» **EXERCISE DETAILS**
Your answer should be every line from the records that contains "사용하지".

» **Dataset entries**

════════════════════

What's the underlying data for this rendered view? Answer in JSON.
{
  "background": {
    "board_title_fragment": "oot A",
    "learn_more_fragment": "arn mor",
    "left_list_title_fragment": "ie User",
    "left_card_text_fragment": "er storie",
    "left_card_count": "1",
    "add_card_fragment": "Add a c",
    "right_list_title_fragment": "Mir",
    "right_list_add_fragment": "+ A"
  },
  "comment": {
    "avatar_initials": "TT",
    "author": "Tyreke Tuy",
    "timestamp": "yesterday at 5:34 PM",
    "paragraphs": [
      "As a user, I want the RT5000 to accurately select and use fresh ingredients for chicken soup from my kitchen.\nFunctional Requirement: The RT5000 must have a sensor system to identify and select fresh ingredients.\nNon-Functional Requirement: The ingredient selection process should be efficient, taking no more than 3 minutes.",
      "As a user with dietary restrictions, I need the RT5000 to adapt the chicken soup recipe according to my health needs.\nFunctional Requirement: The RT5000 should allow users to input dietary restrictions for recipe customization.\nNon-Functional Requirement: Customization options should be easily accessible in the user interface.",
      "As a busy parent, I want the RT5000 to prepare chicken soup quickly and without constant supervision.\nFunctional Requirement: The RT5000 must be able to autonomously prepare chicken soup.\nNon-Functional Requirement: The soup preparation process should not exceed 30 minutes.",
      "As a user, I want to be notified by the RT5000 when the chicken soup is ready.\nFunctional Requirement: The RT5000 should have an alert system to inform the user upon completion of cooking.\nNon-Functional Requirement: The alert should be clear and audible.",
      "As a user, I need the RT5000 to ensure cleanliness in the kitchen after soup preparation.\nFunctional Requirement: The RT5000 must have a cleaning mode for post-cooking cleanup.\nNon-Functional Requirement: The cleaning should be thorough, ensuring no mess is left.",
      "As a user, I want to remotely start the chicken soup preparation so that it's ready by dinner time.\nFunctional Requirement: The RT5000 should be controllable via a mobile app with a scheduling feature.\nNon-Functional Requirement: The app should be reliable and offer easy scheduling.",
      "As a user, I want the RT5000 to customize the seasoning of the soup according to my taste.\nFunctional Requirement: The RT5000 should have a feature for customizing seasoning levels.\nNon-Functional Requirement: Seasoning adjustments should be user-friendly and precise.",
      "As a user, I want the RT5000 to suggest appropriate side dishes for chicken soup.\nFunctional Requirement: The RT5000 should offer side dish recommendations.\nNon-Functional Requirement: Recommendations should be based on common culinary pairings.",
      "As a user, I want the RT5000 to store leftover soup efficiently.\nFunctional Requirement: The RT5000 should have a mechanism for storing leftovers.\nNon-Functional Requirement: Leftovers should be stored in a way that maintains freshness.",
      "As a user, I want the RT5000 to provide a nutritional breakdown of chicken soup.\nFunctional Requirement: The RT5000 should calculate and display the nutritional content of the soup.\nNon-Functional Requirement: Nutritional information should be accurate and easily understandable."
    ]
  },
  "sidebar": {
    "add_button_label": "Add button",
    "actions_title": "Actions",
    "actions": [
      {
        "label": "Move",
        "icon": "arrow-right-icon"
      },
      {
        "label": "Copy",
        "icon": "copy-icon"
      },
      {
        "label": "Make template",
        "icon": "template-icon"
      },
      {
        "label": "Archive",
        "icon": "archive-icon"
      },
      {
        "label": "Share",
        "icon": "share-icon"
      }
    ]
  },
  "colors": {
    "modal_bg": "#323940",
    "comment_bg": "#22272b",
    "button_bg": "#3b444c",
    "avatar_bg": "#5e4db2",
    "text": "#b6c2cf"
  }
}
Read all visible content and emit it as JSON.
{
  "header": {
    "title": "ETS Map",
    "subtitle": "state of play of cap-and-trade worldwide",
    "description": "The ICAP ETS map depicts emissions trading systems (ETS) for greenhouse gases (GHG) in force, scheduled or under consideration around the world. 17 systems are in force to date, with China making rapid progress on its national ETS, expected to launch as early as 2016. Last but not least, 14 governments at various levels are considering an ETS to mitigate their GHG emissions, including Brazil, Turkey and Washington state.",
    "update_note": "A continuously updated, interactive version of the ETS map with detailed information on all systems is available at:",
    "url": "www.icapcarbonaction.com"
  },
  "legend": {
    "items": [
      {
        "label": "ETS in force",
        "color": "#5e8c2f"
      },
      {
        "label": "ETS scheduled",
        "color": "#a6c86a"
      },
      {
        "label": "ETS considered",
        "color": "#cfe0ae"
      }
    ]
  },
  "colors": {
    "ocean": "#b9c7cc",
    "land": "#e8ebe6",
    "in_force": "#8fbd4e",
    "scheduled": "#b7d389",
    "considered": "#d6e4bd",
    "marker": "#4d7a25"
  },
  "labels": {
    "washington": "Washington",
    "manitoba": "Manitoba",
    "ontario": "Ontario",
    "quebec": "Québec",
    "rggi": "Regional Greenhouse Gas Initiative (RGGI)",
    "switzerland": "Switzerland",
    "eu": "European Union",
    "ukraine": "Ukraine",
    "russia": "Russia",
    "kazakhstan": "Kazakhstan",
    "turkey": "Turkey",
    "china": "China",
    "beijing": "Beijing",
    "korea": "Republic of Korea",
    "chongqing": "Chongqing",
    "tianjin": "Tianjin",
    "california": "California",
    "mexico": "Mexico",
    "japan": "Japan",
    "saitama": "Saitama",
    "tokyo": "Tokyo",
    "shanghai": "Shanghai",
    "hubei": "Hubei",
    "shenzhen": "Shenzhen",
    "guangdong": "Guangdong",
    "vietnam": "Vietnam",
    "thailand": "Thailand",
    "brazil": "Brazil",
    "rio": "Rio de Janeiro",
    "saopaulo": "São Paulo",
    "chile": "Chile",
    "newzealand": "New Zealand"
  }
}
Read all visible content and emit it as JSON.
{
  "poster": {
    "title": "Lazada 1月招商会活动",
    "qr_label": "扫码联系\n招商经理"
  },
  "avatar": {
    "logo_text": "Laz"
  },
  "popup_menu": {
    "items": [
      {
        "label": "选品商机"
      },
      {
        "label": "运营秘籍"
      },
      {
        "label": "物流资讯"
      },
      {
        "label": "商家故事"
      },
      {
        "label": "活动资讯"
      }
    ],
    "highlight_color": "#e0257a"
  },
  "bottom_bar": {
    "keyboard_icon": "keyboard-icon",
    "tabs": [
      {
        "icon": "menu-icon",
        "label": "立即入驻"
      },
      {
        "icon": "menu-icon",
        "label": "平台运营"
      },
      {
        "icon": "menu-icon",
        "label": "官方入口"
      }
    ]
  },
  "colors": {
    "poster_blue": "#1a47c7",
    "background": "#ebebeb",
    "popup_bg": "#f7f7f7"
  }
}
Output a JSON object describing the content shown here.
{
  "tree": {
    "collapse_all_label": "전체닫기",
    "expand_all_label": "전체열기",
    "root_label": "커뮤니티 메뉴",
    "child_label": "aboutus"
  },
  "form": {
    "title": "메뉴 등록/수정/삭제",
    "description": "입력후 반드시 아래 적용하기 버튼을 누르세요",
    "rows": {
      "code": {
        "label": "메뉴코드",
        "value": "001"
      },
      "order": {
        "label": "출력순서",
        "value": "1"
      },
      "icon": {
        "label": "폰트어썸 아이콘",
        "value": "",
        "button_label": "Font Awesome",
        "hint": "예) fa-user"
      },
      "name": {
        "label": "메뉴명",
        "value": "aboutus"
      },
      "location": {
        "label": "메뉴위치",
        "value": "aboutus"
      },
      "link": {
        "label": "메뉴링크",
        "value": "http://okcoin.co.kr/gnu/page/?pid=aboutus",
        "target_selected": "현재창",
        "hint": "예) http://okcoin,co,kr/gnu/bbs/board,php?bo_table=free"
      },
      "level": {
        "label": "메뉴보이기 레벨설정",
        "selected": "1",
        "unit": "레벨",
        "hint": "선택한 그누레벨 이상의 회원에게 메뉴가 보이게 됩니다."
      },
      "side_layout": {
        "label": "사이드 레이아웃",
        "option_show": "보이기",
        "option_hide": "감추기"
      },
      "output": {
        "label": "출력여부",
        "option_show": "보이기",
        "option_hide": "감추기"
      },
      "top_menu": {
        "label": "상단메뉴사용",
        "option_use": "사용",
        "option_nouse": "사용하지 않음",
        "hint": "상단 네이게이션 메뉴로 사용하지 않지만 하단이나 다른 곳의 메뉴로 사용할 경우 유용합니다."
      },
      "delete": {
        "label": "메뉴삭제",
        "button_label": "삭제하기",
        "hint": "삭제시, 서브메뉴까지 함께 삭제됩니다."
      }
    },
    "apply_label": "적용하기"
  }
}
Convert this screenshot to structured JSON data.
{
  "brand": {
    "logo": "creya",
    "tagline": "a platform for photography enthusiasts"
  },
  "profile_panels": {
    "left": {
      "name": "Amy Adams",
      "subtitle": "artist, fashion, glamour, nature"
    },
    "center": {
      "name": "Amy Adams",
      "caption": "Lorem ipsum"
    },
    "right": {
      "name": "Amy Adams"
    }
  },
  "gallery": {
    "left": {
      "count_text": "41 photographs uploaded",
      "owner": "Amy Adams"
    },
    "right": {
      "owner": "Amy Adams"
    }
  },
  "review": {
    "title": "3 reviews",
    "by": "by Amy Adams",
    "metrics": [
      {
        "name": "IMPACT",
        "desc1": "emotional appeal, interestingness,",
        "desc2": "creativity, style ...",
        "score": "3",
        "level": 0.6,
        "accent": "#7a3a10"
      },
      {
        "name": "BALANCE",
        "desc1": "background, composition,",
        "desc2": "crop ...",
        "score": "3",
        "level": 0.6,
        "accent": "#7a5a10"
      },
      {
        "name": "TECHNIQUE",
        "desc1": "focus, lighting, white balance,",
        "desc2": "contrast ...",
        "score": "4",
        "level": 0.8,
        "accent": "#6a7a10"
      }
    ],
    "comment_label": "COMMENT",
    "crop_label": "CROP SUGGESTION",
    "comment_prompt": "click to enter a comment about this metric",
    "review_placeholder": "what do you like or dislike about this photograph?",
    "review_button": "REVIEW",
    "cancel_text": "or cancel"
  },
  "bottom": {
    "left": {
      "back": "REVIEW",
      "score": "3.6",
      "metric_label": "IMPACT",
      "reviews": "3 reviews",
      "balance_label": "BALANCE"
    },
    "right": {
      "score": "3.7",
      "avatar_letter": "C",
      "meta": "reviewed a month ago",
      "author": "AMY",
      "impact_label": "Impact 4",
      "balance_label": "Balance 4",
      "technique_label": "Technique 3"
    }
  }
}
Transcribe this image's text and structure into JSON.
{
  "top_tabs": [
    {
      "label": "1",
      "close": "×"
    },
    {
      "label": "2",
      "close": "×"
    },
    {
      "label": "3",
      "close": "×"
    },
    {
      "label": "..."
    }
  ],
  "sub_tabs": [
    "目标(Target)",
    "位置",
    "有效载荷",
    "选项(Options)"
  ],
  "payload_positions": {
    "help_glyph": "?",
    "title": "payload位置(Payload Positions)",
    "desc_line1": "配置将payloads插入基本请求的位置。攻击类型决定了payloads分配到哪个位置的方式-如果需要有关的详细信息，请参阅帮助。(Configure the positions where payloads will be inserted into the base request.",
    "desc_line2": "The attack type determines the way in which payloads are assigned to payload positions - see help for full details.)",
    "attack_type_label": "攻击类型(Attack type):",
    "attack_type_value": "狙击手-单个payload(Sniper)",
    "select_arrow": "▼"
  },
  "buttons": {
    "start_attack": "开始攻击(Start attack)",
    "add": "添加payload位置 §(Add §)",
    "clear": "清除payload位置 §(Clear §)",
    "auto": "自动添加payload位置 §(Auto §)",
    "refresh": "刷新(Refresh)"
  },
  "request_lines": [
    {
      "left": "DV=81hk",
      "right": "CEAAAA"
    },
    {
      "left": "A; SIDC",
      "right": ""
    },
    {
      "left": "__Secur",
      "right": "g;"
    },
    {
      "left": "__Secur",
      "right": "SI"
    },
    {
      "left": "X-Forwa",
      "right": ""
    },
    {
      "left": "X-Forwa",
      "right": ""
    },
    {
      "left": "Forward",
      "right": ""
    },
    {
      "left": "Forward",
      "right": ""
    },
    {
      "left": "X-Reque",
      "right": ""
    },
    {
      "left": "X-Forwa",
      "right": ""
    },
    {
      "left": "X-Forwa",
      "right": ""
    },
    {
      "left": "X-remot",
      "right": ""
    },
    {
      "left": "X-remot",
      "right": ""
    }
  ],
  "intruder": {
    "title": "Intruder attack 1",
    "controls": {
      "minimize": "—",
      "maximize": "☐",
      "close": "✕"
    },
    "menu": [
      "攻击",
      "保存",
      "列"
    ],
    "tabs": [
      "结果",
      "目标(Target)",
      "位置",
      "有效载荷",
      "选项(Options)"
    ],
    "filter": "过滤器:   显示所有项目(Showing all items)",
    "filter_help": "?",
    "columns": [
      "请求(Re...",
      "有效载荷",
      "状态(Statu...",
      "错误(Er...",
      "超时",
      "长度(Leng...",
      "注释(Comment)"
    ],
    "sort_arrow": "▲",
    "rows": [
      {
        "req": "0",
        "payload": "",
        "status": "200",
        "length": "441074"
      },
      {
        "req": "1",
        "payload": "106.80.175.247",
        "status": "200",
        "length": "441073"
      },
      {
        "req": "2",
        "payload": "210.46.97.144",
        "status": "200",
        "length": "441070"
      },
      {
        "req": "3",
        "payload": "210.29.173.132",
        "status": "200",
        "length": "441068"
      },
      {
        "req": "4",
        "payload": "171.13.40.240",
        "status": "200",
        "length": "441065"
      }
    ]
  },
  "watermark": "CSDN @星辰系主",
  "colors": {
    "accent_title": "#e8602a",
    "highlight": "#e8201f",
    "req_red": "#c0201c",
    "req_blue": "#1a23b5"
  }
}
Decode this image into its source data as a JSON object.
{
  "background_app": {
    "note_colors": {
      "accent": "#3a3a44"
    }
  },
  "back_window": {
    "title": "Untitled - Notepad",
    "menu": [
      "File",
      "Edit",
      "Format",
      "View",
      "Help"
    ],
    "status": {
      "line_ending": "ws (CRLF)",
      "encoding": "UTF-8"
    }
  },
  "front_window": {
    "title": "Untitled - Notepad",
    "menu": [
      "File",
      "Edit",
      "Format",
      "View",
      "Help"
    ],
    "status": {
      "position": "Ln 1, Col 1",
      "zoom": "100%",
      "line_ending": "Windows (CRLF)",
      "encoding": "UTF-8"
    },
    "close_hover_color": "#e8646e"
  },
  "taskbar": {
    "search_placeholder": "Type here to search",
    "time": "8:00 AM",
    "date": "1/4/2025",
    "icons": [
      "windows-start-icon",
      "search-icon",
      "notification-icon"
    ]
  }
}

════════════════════

» **ANSWER TO THIS PROBLEM**
        "option_nouse": "사용하지 않음",
        "hint": "상단 네이게이션 메뉴로 사용하지 않지만 하단이나 다른 곳의 메뉴로 사용할 경우 유용합니다."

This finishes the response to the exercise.